That’s the new marketing pitch from some community banks.
And yes, it is directly aimed at customers angry at the big banks, such as the Bank of America, which are tacking on a monthly $5 fee for debit card purchases.
Big bank customers have made it clear that they are angry, and some say they are ready for a change.
“Something with free debit-card use is what I’d be looking for,” says Joe Bergamo, Bank of America customer.
“There’s an alternative to the big banks,” says Matthew Doubleday, senior vice president of marketing for Wintrust Community Banks.
Wintrust is a holding company that represents 14 community banks in the Chicago area.
Recently, the company placed a full-page ad in the Chicago Tribune, offering customers a chance to win $60 and promising a debit card without fees.
“You can go to community banks for the same technology, flexible products that are tailored to the same need and actually have people who are nice to you,” Doubleday says.
Wintrust banks are among the more than 600 community banks in the state. Industry experts say most don’t charge fees for debit cards.
Why? Because many make their money on commercial and small business loans. Unlike the big banks, they don’t rely on fees.
Community banks also stress service, but what they don’t have a reputation for is lots of ATMs like the big banks.
“Taking money out would be harder to do at those banks,” says consumer Allie Setka.
But most community banks, like North Bank, belong to a national network offering customers free ATMs.
Officials at Bank of America acknowledge the increase competition from community banks.
They wouldn’t say if they were losing customers.

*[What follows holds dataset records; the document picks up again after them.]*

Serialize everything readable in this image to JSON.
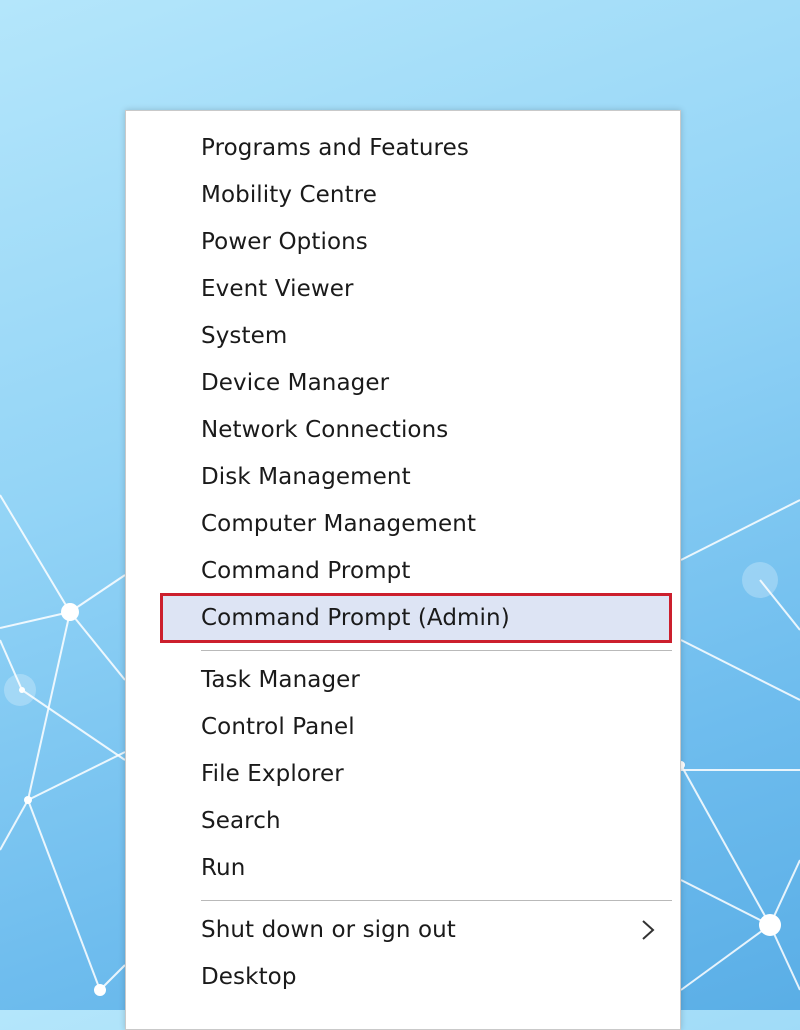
{
  "menu": {
    "group1": [
      {
        "label": "Programs and Features"
      },
      {
        "label": "Mobility Centre"
      },
      {
        "label": "Power Options"
      },
      {
        "label": "Event Viewer"
      },
      {
        "label": "System"
      },
      {
        "label": "Device Manager"
      },
      {
        "label": "Network Connections"
      },
      {
        "label": "Disk Management"
      },
      {
        "label": "Computer Management"
      },
      {
        "label": "Command Prompt"
      },
      {
        "label": "Command Prompt (Admin)",
        "highlighted": true
      }
    ],
    "group2": [
      {
        "label": "Task Manager"
      },
      {
        "label": "Control Panel"
      },
      {
        "label": "File Explorer"
      },
      {
        "label": "Search"
      },
      {
        "label": "Run"
      }
    ],
    "group3": [
      {
        "label": "Shut down or sign out",
        "has_submenu": true,
        "submenu_icon": "chevron-right-icon"
      },
      {
        "label": "Desktop"
      }
    ]
  },
  "colors": {
    "highlight_fill": "#dde4f4",
    "highlight_border": "#cc1f2d",
    "menu_background": "#ffffff",
    "text": "#1a1a1a"
  }
}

But they argued that the bank offers “great distribution and many services including ATM’s and convenience.”